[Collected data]
Start of Block

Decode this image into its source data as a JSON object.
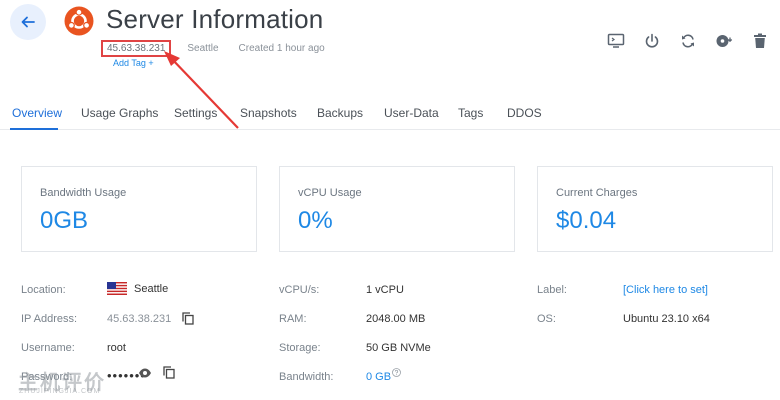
{
  "header": {
    "title": "Server Information",
    "ip": "45.63.38.231",
    "location": "Seattle",
    "created": "Created 1 hour ago",
    "add_tag": "Add Tag +"
  },
  "toolbar": {
    "items": [
      "console-icon",
      "power-icon",
      "restart-icon",
      "reinstall-icon",
      "trash-icon"
    ]
  },
  "tabs": [
    "Overview",
    "Usage Graphs",
    "Settings",
    "Snapshots",
    "Backups",
    "User-Data",
    "Tags",
    "DDOS"
  ],
  "cards": [
    {
      "label": "Bandwidth Usage",
      "value": "0GB"
    },
    {
      "label": "vCPU Usage",
      "value": "0%"
    },
    {
      "label": "Current Charges",
      "value": "$0.04"
    }
  ],
  "info": {
    "location_label": "Location:",
    "location_value": "Seattle",
    "ip_label": "IP Address:",
    "ip_value": "45.63.38.231",
    "username_label": "Username:",
    "username_value": "root",
    "password_label": "Password:",
    "password_value": "•••••••",
    "vcpu_label": "vCPU/s:",
    "vcpu_value": "1 vCPU",
    "ram_label": "RAM:",
    "ram_value": "2048.00 MB",
    "storage_label": "Storage:",
    "storage_value": "50 GB NVMe",
    "bandwidth_label": "Bandwidth:",
    "bandwidth_value": "0 GB",
    "label_label": "Label:",
    "label_value": "[Click here to set]",
    "os_label": "OS:",
    "os_value": "Ubuntu 23.10 x64"
  },
  "watermark": {
    "text": "主机评价",
    "sub": "ZHUJIPINGJIA.COM"
  },
  "colors": {
    "accent": "#1e88e5",
    "highlight": "#e04444",
    "ubuntu": "#e95420"
  }
}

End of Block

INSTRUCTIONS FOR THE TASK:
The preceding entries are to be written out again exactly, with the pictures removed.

OUTPUT FOR THIS TASK:
Decode this image into its source data as a JSON object.
{
  "header": {
    "title": "Server Information",
    "ip": "45.63.38.231",
    "location": "Seattle",
    "created": "Created 1 hour ago",
    "add_tag": "Add Tag +"
  },
  "toolbar": {
    "items": [
      "console-icon",
      "power-icon",
      "restart-icon",
      "reinstall-icon",
      "trash-icon"
    ]
  },
  "tabs": [
    "Overview",
    "Usage Graphs",
    "Settings",
    "Snapshots",
    "Backups",
    "User-Data",
    "Tags",
    "DDOS"
  ],
  "cards": [
    {
      "label": "Bandwidth Usage",
      "value": "0GB"
    },
    {
      "label": "vCPU Usage",
      "value": "0%"
    },
    {
      "label": "Current Charges",
      "value": "$0.04"
    }
  ],
  "info": {
    "location_label": "Location:",
    "location_value": "Seattle",
    "ip_label": "IP Address:",
    "ip_value": "45.63.38.231",
    "username_label": "Username:",
    "username_value": "root",
    "password_label": "Password:",
    "password_value": "•••••••",
    "vcpu_label": "vCPU/s:",
    "vcpu_value": "1 vCPU",
    "ram_label": "RAM:",
    "ram_value": "2048.00 MB",
    "storage_label": "Storage:",
    "storage_value": "50 GB NVMe",
    "bandwidth_label": "Bandwidth:",
    "bandwidth_value": "0 GB",
    "label_label": "Label:",
    "label_value": "[Click here to set]",
    "os_label": "OS:",
    "os_value": "Ubuntu 23.10 x64"
  },
  "watermark": {
    "text": "主机评价",
    "sub": "ZHUJIPINGJIA.COM"
  },
  "colors": {
    "accent": "#1e88e5",
    "highlight": "#e04444",
    "ubuntu": "#e95420"
  }
}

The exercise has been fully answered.